BHS and Tata Steel pensions crises should act as a wake-up call for savers
The BHS and Tata Steel pensions crises should act as a stark wake-up call for the 50 per cent of individuals with final salary pensions, who are complacent to the alarming risks that burgeoning deficits pose to their retirement funds.
As we’ve seen all over the news, BHS is the latest major British firm to collapse with massive pension burdens. As such, MPs are due to grill BHS owner for 15 years, Sir Philip Green next week regarding the situation.
In addition, a possible legal challenge is looming to the unprecedented move from the RPI inflation index to the lower CPI measure for Tata Steel members’ future pension increases.
The greatly publicised troubles encompassing the BHS and Tata Steel pensions should, therefore, set off a warning signal to people with UK defined benefit pension schemes.
Looking at the Tata Steel example, this emphasises what we’ve been hammering home for some time: that a large number of the laws surrounding DB pension providers are archaic, and fall well short of an acceptable standard. As is, they are not at all relevant in today’s world.
However, regrettably, the myth that final salary schemes are guaranteed is alive and kicking.
Over 50 per cent of new or potential clients don’t fully appreciate how the pension deficit crisis could result in life-shattering financial consequences for their retirement.
It is very much a reality that many final salary schemes are on the edge of an abyss. This is because many firms cannot afford to uphold these expensive schemes with defined-benefits retirement packages that have pensions linked to their earnings and employment.
Put simply, there’s insufficient cash in their pension pots to meet future obligations. Too many schemes have now become untenable.
Furthermore, it is highly improbable that there will be a colossal step forward away from the abyss for a high number of these schemes.

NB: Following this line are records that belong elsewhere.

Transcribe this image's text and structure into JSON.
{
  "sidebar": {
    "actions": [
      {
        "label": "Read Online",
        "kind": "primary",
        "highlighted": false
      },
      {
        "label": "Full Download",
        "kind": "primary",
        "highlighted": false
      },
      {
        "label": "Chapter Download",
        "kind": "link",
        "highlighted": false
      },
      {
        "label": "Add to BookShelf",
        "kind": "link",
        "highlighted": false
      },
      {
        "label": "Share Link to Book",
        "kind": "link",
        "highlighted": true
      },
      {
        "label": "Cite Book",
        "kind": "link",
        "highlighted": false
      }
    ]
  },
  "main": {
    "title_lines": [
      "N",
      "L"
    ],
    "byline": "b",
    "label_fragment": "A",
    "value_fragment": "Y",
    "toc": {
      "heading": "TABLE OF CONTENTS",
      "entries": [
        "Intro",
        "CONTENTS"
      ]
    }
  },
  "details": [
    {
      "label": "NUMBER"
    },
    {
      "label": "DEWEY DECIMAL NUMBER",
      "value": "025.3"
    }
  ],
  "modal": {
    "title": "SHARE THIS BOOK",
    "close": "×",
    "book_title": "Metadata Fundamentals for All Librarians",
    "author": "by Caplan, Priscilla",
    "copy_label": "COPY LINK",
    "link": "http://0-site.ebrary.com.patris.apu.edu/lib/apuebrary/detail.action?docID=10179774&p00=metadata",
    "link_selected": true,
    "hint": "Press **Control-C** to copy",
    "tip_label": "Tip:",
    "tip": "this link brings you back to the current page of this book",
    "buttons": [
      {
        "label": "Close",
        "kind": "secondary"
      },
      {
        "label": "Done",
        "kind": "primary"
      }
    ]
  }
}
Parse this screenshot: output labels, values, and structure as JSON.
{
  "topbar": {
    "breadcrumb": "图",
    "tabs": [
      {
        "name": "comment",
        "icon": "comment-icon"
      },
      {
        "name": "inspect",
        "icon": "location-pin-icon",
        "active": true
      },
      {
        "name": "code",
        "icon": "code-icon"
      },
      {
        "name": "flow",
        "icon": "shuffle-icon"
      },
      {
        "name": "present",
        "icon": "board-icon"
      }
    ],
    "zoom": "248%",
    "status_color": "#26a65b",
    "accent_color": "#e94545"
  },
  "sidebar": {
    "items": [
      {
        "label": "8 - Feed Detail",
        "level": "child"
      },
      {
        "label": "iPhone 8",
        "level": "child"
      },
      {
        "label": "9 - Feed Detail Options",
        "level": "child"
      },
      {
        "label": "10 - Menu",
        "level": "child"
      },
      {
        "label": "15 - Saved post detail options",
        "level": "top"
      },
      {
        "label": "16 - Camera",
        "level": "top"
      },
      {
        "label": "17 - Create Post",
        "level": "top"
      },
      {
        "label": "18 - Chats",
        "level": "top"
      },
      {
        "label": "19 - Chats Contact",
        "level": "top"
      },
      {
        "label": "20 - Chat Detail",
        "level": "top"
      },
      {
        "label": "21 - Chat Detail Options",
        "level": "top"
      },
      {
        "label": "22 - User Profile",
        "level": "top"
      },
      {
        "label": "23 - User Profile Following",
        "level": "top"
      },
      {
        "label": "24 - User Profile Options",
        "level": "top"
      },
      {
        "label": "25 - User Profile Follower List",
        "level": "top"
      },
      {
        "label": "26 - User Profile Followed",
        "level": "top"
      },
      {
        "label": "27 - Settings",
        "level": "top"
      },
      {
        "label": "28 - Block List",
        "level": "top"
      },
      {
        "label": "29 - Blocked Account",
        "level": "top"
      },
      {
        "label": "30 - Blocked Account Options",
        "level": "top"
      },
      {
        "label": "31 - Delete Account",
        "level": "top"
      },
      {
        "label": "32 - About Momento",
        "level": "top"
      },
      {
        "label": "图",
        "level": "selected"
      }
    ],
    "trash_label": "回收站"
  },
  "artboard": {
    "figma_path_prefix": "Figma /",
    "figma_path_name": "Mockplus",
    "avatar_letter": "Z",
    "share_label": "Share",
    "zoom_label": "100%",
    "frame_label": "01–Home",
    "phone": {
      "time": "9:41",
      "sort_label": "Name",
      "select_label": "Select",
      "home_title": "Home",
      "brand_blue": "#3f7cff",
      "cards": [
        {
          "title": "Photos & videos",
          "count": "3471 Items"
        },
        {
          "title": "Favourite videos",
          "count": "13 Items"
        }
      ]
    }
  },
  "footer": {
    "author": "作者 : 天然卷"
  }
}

Indeed, there is the Pension Protection Fund, the State-backed rescue fund – but this is not guaranteed by the government, and the level of benefits payable by the PPF are typically far lower than what savers would expect to get from their company’s scheme.
In addition, it is firms’ responsibility to fund the PPF, thereby piling more pressure on their own scheme.
Consequently, as the pensions black hole increases further, as shown most recently by the BHS and Tata Steel cases, those with final salary schemes should seek independent financial advice on how they might be able to mitigate the risks that their scheme could face.
Of course, there are, typically, things that can be done, but I would strongly advise individuals to review their retirement planning as soon as possible.
After all, it’s far better to get the difficult questions out of the way now, than be forced to scale down retirement ambitions down the line.